For more than 20 years, now, the most powerful word in advertising has been “sustainable.”
This term sells everything from toilet paper to spark plugs. This same term is even more powerful when applied to public policies such as: “sustainable” energy; transportation; agriculture; development; housing, and almost every other policy considered by government. When the term “sustainable” is used to sell a product, the product will be more expensive and less efficient than it has to be. When the term “sustainable” is used to sell a public policy, the policy will not only be more expensive and less efficient, it will be controlled by the government, and it will ultimately fail.
Before 1990, the term “sustainable” was rarely heard. Today, the term saturates all media every day. Everyone knows the term; few people know what sustainable development is, or the effect it is having on communities, or the ultimate goal of its proponents, or how it gets into public policy.
Agenda 21 is a document adopted by 179 nations at the 1992 U.N. Conference on Environment and Development in Rio de Janeiro. Its 40 chapters contain specific recommendations, which, when adopted and implemented by governments, will result in sustainable development, according to its proponents. Since 1993, the federal government has been promoting and funding the implementation of Agenda 21 recommendations throughout the country.

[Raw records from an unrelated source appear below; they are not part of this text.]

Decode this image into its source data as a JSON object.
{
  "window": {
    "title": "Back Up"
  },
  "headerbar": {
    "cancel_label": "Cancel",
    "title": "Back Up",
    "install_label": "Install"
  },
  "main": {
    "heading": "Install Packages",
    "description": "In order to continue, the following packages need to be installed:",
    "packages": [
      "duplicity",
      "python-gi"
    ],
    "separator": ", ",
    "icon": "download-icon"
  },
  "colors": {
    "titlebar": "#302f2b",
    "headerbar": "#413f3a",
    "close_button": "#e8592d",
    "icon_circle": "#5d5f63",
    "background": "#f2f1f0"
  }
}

The Obama administration has picked up where the Clinton administration left off, advancing the implementation of Agenda 21. The U.S. State Department has been preparing to support the U.N.’s effort to convert the non-binding Agenda 21, into a legallybinding Covenant on Environment and Development, enforceable by the International Criminal Court. There will be a flurry of activity leading up to, and after the Rio+20 conference scheduled for June. The U.S. State Department began leading this campaign last year. Read about their involvement and promotion here, and here.